J. D. Salinger’s The Catcher in the Rye, published in 1951, is a coming-of-age novel that has left an indelible mark on American literature. The story is narrated by Holden Caulfield, a disenchanted teenager who has been expelled from numerous preparatory schools. As Holden recounts his experiences over a few days in New York City, readers gain insight into his struggles with identity, societal expectations, and the loss of innocence.
Set against the backdrop of the post-World War II era, the novel captures the mood of a generation grappling with the aftermath of war and the challenges of transitioning to adulthood. Holden’s iconic voice, marked by its distinctive colloquial style and rebellious tone, resonates with readers as a symbol of teenage angst and disillusionment. The Catcher in the Rye explores themes of alienation, the phoniness of adult society, and the desire to preserve the innocence of childhood. Its protagonist, Holden Caulfield, has become an iconic and often controversial figure in literature, sparking discussions about teenage rebellion and the search for authenticity. Although the novel tends to evoke a polarizing reception among readers, it remains a staple in high school curricula.

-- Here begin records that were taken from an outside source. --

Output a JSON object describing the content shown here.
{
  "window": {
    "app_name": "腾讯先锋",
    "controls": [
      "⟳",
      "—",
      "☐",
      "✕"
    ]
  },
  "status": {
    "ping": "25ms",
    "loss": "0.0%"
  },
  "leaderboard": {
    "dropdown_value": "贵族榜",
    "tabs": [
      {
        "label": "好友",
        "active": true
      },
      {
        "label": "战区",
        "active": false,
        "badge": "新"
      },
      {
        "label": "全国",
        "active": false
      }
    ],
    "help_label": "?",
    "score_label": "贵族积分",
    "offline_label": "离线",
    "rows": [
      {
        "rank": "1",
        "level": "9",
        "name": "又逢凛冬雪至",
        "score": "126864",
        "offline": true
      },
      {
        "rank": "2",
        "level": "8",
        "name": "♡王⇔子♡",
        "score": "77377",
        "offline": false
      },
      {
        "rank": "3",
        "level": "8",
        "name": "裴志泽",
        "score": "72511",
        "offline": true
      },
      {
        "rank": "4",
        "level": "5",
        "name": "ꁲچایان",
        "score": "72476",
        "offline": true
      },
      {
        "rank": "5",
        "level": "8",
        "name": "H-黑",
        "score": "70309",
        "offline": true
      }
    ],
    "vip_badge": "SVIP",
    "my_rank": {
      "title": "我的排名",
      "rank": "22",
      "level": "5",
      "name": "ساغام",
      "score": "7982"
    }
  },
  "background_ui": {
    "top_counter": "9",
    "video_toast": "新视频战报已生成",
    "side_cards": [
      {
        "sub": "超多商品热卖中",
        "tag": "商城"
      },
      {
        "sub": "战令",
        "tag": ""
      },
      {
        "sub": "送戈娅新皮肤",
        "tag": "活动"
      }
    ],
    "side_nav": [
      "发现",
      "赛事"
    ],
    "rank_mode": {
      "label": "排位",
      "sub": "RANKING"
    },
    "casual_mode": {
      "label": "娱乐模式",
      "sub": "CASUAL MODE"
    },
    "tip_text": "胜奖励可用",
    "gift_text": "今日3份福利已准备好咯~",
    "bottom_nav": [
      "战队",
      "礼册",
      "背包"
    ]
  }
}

Despite its enduring influence on literature and popular culture, The Catcher in the Rye has never been adapted into film or television. This stems in no small part from concern expressed by Salinger that a film version would likely distort the novel’s first-person narrative voice, which he considered to be a crucial aspect of his most famous work.